Fleet Action also borrows Vance Richards' team of intelligence specialist directly from Station HYPO. The book goes into extreme detail about the Confederation's signal intelligence process, and it would all be equally at home in Pearl Harbor as it was at a deep space listening post. There is too much material to quote in its entirety here (see Chapter 6), but here is an excellent summary of the special breed of men required for the job:
"The analyst's job is the toughest. It takes someone with a sixth sense to decipher what appear to be unrelated facts but actually are part of a pattern.
"We do the same thing for the media channels, the public communication lines, and of course the military and government lines," and he pointed to the flashing red and yellow lights back on the holo display of Kilrah.
"Those are the tough buggers, a lot of it is burst signalled and highly encoded."
"Damn, there's hundreds of them," Jason said. "Something must be up." Vance laughed softly.
"Over ninety percent are dummy channels, broadcasting complete gibberish, total nonsense words that actually tie up most of our decoding equipment since we're not sure if its garbage or the real thing.
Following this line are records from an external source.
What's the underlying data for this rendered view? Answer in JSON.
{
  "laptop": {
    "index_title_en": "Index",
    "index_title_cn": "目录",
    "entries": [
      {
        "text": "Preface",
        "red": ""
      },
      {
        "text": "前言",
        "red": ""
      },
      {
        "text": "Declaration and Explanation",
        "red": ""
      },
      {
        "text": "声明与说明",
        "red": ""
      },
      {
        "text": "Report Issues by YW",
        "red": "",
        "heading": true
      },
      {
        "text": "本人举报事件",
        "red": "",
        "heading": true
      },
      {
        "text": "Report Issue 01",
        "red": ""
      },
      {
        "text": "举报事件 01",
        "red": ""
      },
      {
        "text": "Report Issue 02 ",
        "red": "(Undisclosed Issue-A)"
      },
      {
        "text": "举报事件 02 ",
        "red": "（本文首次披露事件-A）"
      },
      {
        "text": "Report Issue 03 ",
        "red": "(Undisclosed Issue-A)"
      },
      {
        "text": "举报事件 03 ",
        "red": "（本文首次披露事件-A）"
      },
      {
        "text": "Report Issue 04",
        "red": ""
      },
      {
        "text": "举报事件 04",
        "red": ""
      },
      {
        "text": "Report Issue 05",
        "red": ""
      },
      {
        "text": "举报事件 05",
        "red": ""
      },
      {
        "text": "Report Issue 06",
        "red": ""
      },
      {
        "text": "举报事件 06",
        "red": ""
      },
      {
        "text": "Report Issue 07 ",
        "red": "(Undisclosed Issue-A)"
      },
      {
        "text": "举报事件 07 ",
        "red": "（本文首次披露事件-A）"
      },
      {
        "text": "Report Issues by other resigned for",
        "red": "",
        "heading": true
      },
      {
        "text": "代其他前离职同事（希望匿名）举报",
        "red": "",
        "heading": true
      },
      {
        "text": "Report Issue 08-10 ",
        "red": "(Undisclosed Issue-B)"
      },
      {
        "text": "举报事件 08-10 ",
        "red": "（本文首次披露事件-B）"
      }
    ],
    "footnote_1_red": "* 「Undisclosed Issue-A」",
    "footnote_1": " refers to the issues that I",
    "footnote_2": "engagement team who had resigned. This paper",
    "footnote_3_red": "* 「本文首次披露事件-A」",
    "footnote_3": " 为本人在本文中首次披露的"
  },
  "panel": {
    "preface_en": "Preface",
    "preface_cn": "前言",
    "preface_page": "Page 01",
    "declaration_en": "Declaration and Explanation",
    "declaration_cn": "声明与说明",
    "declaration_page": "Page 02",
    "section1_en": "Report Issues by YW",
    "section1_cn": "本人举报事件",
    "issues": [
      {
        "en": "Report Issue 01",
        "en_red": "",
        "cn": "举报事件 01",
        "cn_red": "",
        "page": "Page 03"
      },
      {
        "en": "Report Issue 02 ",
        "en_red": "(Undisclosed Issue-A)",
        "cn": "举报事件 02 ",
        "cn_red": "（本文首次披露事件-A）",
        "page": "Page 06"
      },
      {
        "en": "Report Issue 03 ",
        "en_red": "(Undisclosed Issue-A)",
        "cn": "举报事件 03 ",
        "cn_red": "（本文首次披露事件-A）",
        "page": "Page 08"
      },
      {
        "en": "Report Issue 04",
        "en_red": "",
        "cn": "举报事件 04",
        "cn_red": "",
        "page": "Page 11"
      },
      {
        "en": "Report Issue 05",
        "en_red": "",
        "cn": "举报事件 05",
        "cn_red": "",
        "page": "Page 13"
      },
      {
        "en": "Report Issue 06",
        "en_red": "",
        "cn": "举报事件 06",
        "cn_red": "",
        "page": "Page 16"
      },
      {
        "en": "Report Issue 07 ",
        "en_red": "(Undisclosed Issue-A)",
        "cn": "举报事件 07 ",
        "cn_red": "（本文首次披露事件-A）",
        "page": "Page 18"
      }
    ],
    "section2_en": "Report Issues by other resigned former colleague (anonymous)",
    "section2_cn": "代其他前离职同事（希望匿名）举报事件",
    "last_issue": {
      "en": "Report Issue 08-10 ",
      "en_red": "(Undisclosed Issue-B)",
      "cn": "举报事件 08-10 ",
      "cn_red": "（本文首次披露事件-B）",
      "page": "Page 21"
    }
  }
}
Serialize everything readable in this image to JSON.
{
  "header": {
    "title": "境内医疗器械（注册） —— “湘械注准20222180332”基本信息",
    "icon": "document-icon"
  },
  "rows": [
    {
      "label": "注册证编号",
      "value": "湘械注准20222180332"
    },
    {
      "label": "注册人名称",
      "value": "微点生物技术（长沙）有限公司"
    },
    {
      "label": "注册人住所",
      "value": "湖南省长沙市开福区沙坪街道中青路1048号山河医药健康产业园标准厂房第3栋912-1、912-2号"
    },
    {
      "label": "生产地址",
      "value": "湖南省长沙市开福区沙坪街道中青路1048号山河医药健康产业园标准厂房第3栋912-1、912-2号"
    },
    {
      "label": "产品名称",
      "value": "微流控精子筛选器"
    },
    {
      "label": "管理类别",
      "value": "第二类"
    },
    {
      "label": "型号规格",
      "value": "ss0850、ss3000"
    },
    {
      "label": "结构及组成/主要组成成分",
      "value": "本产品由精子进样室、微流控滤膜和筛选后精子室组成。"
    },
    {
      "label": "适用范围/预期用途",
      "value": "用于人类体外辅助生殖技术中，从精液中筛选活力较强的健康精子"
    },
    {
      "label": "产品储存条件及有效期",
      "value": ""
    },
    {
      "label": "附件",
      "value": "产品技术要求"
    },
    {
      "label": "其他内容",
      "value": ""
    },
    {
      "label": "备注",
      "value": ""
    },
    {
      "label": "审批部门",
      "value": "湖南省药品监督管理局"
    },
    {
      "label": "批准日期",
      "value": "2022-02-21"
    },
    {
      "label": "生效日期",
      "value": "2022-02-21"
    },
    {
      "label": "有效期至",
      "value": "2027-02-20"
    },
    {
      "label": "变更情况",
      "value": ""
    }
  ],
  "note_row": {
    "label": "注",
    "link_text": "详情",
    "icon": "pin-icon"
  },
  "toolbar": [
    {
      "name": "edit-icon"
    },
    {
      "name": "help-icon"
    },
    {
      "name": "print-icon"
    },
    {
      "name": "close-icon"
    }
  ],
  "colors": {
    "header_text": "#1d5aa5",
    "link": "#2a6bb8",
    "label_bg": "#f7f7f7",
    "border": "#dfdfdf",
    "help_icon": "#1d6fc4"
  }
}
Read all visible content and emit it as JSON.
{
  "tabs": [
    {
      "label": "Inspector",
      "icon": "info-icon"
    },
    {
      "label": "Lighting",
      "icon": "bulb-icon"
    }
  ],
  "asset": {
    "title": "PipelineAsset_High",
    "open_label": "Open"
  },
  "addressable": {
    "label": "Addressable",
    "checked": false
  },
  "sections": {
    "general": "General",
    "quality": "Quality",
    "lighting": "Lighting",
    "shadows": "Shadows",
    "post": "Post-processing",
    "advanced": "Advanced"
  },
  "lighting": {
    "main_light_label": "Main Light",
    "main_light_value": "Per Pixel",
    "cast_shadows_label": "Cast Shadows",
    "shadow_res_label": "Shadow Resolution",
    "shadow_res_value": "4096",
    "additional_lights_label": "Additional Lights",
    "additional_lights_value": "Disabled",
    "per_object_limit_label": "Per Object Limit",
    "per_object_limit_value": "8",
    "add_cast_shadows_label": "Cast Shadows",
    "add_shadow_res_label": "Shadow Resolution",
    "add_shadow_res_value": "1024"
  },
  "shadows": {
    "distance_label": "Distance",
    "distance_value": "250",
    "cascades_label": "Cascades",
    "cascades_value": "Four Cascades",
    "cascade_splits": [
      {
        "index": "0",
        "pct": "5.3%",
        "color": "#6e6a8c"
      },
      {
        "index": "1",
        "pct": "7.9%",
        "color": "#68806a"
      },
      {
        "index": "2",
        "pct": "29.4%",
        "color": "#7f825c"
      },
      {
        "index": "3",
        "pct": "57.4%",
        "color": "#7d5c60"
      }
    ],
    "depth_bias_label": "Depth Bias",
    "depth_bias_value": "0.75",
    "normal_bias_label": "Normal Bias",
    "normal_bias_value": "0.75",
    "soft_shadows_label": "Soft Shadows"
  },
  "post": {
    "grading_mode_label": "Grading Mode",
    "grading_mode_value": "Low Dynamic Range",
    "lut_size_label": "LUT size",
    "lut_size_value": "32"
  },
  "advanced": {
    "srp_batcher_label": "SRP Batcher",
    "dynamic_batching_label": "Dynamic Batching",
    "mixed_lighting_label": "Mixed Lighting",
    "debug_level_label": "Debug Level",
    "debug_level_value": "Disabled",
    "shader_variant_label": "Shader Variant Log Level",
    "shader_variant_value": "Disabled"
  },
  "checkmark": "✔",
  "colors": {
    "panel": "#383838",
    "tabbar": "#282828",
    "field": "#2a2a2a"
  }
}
Sometimes you might have a burst signal with a million words in it, all encoded, and the real message is twenty words in the middle, each word separated from the next by say six thousand four hundred words.
"Why that number?"
"Remember they have eight fingers and we have ten, so their numerical system is base eight. We tend to look a bit more intensely at base eight numerical lines as a result. What gets frustrating is that they are using at least a dozen different codes at any given time, with the highest level material going on what we call Fleet Code A, which tends to change every twenty-four to forty days. The real messages are hidden in a lot of garbage and we have to wade through each message and might spend weeks tracking down promising stuff only to discover it's a decoy."
"Some of their people even have a sense of humor about it. One message, when finally translated, was a simple 'Hey, stupid, we fooled you,' and another was a long excerpt from what I guess was a Kilrathi dirty book. Decoding and translating each of those things took up time and equipment. We can't ignore a single message because we never know if we might hit paydirt or not. So we wade through all of this, figure out the real signals from the fake, then spend a hell of a lot of time cracking the code, and just when we think we've got it, they go and change the code and we're back to square one. Then to top it off they might have a station that's quiet for weeks or months, and it pops off a lone burst signal then shuts down. Trying to even figure out where it came from out of a billion cubic light years of space was nuts until the D4 model, which could do a Doppler analysis and at least do a probable trace."
"I'd go mad," Tolwyn said.
"Some of us do," Vance replied. "It takes a special kind of person to do this. You fighter jockeys, your battle is one of skill and wits, but it gets played out in seconds. Some of our battles last years.
Tomorrow: the carrier battle begins!
Very special thanks to this update (and series)'s history author, Dundradal.